Also, you will find this week's reading "Why knowledge is merely true belief," on Blackboard at the very bottom of the supplementary readings. The schedule originally looked like it linked to the article, but this was an error.

Friday, October 14, 2016

We will finish Pritchard's article fairly quickly on Tuesday. Please read Sartwell's "Why knowledge is merely true belief."  I will have study questions, quiz and discussion thread available by Sunday, but they will not be due until Wednesday night.

For your thought question, please read this post. 
  • What is the strongest reason for rejecting the view advanced there?
  • Do you reject the view for this reason?  Why or why not?

Tuesday, October 11, 2016

We will finish Hannon's article on Thursday and get started on Pritchard's "Anti-Luck Virtue Epistemology."

Thought question for Thursday

Virtue epistemology holds that one knows that P only if ones true belief that P is produced by the exercise of a cognitive virtue.
  1. What do you think is the strongest objection to this view?
  2. What do you think is the strongest reply to this objection? 
  3. Do you think this reply is adequate? Why or why not?

Thursday, October 6, 2016

We're going to skip "Elusive Knowledge," and read Pritchard's "Anti-luck Virtue Epistemology" for next week.  However, we will start on that article on Thursday and questions and quiz won't be due until Wednesday night.

For Tuesday we will finish Hannon's article.

Thought question for Tuesday:

There are hundreds of religions in your world, all fervently believed by millions of people. However, you are lucky enough to have been born into the correct one: Önism. Everything in your holy book, The Önid, is in fact the word of the Supreme Being, Ön, dictated by Ön through a perfectly reliable process. You learned the precepts of Önism as a child and have never seriously questioned them. 
Everything in the holy books of the other religions relating to creation and the afterlife is false.

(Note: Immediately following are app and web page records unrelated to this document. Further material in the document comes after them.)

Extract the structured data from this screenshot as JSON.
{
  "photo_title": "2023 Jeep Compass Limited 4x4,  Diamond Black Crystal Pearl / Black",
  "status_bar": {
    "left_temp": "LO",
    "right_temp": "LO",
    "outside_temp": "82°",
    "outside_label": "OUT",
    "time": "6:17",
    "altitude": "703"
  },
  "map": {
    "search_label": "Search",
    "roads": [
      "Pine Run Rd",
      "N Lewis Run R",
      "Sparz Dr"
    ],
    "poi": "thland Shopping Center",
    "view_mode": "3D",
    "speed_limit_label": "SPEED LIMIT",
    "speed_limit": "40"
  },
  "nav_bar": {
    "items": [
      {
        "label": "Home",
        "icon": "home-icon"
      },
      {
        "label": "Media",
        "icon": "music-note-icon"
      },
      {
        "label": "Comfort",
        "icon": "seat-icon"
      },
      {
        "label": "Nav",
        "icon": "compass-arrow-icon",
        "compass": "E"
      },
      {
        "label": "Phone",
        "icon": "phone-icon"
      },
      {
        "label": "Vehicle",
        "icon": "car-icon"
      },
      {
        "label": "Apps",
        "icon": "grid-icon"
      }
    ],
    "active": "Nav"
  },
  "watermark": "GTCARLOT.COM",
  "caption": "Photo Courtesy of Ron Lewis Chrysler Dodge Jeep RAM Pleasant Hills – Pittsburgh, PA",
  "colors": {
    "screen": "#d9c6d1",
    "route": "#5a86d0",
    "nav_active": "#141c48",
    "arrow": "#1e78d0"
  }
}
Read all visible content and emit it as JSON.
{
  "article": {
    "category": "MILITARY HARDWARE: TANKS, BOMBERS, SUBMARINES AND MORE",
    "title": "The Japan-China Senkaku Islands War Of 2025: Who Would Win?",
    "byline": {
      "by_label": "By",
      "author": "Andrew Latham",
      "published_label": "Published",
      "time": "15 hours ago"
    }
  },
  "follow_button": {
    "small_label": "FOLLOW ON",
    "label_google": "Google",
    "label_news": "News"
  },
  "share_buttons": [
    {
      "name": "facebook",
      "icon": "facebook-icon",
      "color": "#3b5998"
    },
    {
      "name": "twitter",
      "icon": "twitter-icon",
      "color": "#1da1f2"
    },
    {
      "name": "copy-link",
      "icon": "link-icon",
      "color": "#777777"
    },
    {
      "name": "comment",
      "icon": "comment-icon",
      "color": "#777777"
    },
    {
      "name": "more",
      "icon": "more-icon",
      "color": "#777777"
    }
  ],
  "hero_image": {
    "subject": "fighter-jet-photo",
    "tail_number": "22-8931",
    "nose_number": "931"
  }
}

But the Önid is no more convincing to members of other religions than the holy books of other religions are to Önists. Atheists exist in large numbers, and they find the Önid to be puerile nonsense, just like all the other religions. 
Do your Önist beliefs count as knowledge? Explain. Does your explanation incline you to internalism or externalism?

Tuesday, October 4, 2016

For Thursday we will be starting on the Michael Hannon article "Fallibilism and the value of knowledge." Quiz and discussion question are due tomorrow night.

Thought question for Thursday"

Watch this TED talk by Rebecca Saxe on the false belief task. Explain how it might be brought to bear on questions about the nature of knowledge. If you don't think it raises any such questions, explain why.

Sunday, October 2, 2016

Thought question for Tuesday is on previous post. Study questions, quiz and discussion question thread covering the next article have all been posted. Quiz and discussion question are due Wednesday night.

Saturday, October 1, 2016

Thought question for Tuesday:

You study hard for your psychology exam and you go to class confident that you are going to do well. When you sit down to the test, you begin to read the questions. They sound familiar, but for some reason you are just drawing a blank. You begin to get nervous, and this makes it even worse. As the time passes, nothing improves. You almost get up and leave, but you realize that's stupid and you at least need to try. So you just start guessing. You turn the test in at the end of the period sure that you have done poorly. But when the test is returned it turns out you got an A: 94%.
Question: Did you know the answers to the test? Explain why or why not in a way that shows what your answer implies about your views concerning the nature of knowledge itself.  
In consideration of the fact that you do not have extra reading or a quiz to take for Tuesday I have postponed the Analysis due date until Monday.

I will post a thought question for Monday shortly, however.